That there are those who act outside civilized law is a reality. We Americans, must act according to the highest standard of humanity, not sink to the level of any lawless group, religious or not.
Regarding the discredited Bush policies, again and again, evidence has been brought to light revealing that torture policies, emanated directly from meetings in the White House. Former President of the Senate and Vice President, Richard Cheney took personal credit for those policies on more than one occasion. Decisions reached by the Bush Cheney administration, in the White House guided the official torture policies, not the actions (as Rumsfeld's Defense Department tried to suggest) of out of control random actors. Despite President Bushes repeated denials of torture. What was the Bush regimes definition of torture? They had an opinion from their attorney Mr. Yoo.

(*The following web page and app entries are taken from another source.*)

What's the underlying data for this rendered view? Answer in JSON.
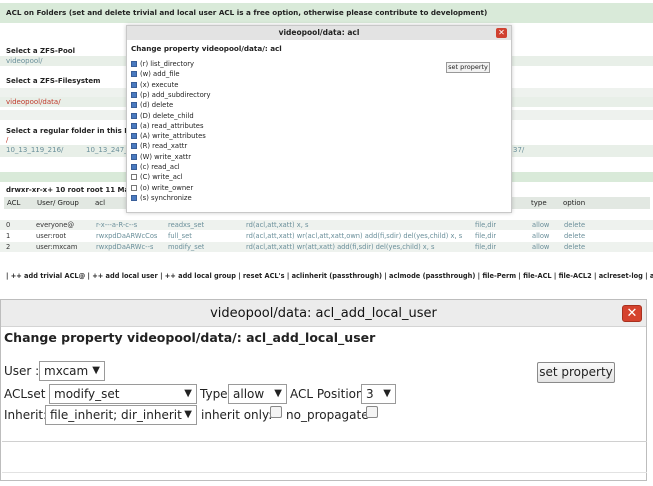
{
  "background": {
    "banner": "ACL on Folders (set and delete trivial and local user ACL is a free option, otherwise please contribute to development)",
    "pool_label": "Select a ZFS-Pool",
    "pool_value": "videopool/",
    "fs_label": "Select a ZFS-Filesystem",
    "fs_value": "videopool/data/",
    "folder_label": "Select a regular folder in this Filesys",
    "folder_slash": "/",
    "folders": [
      "10_13_119_216/",
      "10_13_247_",
      "37/"
    ],
    "stat_line": "drwxr-xr-x+ 10 root root 11 May 4 1(",
    "table_headers": [
      "ACL",
      "User/ Group",
      "acl",
      "type",
      "option"
    ],
    "rows": [
      {
        "acl": "0",
        "user": "everyone@",
        "perm": "r-x---a-R-c--s",
        "set": "readxs_set",
        "detail": "rd(acl,att,xatt) x, s",
        "inherit": "file,dir",
        "type": "allow",
        "option": "delete"
      },
      {
        "acl": "1",
        "user": "user:root",
        "perm": "rwxpdDaARWcCos",
        "set": "full_set",
        "detail": "rd(acl,att,xatt) wr(acl,att,xatt,own) add(fi,sdir) del(yes,child) x, s",
        "inherit": "file,dir",
        "type": "allow",
        "option": "delete"
      },
      {
        "acl": "2",
        "user": "user:mxcam",
        "perm": "rwxpdDaARWc--s",
        "set": "modify_set",
        "detail": "rd(acl,att,xatt) wr(att,xatt) add(fi,sdir) del(yes,child) x, s",
        "inherit": "file,dir",
        "type": "allow",
        "option": "delete"
      }
    ],
    "nav": "| ++ add trivial ACL@ | ++ add local user | ++ add local group | reset ACL's | aclinherit (passthrough) | aclmode (passthrough) | file-Perm | file-ACL | file-ACL2 | aclreset-log | aclreset20-log |"
  },
  "small_dialog": {
    "title": "videopool/data: acl",
    "heading": "Change property videopool/data/: acl",
    "button": "set property",
    "permissions": [
      {
        "label": "(r) list_directory",
        "checked": true
      },
      {
        "label": "(w) add_file",
        "checked": true
      },
      {
        "label": "(x) execute",
        "checked": true
      },
      {
        "label": "(p) add_subdirectory",
        "checked": true
      },
      {
        "label": "(d) delete",
        "checked": true
      },
      {
        "label": "(D) delete_child",
        "checked": true
      },
      {
        "label": "(a) read_attributes",
        "checked": true
      },
      {
        "label": "(A) write_attributes",
        "checked": true
      },
      {
        "label": "(R) read_xattr",
        "checked": true
      },
      {
        "label": "(W) write_xattr",
        "checked": true
      },
      {
        "label": "(c) read_acl",
        "checked": true
      },
      {
        "label": "(C) write_acl",
        "checked": false
      },
      {
        "label": "(o) write_owner",
        "checked": false
      },
      {
        "label": "(s) synchronize",
        "checked": true
      }
    ]
  },
  "dialog": {
    "title": "videopool/data: acl_add_local_user",
    "heading": "Change property videopool/data/: acl_add_local_user",
    "user_label": "User :",
    "user_value": "mxcam",
    "set_property": "set property",
    "aclset_label": "ACLset :",
    "aclset_value": "modify_set",
    "type_label": "Type",
    "type_value": "allow",
    "position_label": "ACL Position",
    "position_value": "3",
    "inherit_label": "Inherit:",
    "inherit_value": "file_inherit; dir_inherit",
    "inherit_only_label": "inherit only:",
    "no_propagate_label": "no_propagate"
  },
  "icons": {
    "close": "close-icon",
    "dropdown": "chevron-down-icon"
  },
  "colors": {
    "close_red": "#d5422e",
    "banner_green": "#d9ead9",
    "link_teal": "#6a8f9a",
    "fs_red": "#c0392b"
  }
}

[Mr. Yoo's 40-page, January 9, 2002, memo advised the Defense Department that neither the Geneva Convention nor the War Crimes Act applied to the treatment of Al Qaeda or Taliban fighters captured in Afghanistan.
Afghanistan, he said, was a "failed state" and so not a party to the Geneva Convention, which protects prisoners of war from "physical or mental torture or any other form of coercion" to secure information, as well as from humiliating or degrading treatment. Members of the Taliban militia were not POW's but simply illegal combatants, he said.]
National Guardsmen from West Virginia did not bring leashes, and dog collars from home. The policies used in Guantanamo, were specifically imported to prisons in Iraq and Afghanistan and elsewhere. "Black Sites" and Extraordinary Rendition are not the policies of a civilized nation. They do not represent the American tradition of "rule of law".
The duplicity of the Bush Administration that simultaneously proclaimed that they did not torture, based on their own spinning of the definitions of "Torture" have been discredited again and again. History will reveal, that the destroyed CIA tapes of "enhanced interrogation" are not the only evidence of the inhumane policies of the Bush Administration.
We are a nation of laws, and Bush's signing statements notwithstanding the law has survived the misdeeds of the Bush Administration. We are wiser for it. Support the Constitution, the Bill of Rights and the Rule of Law!
solidarity & peace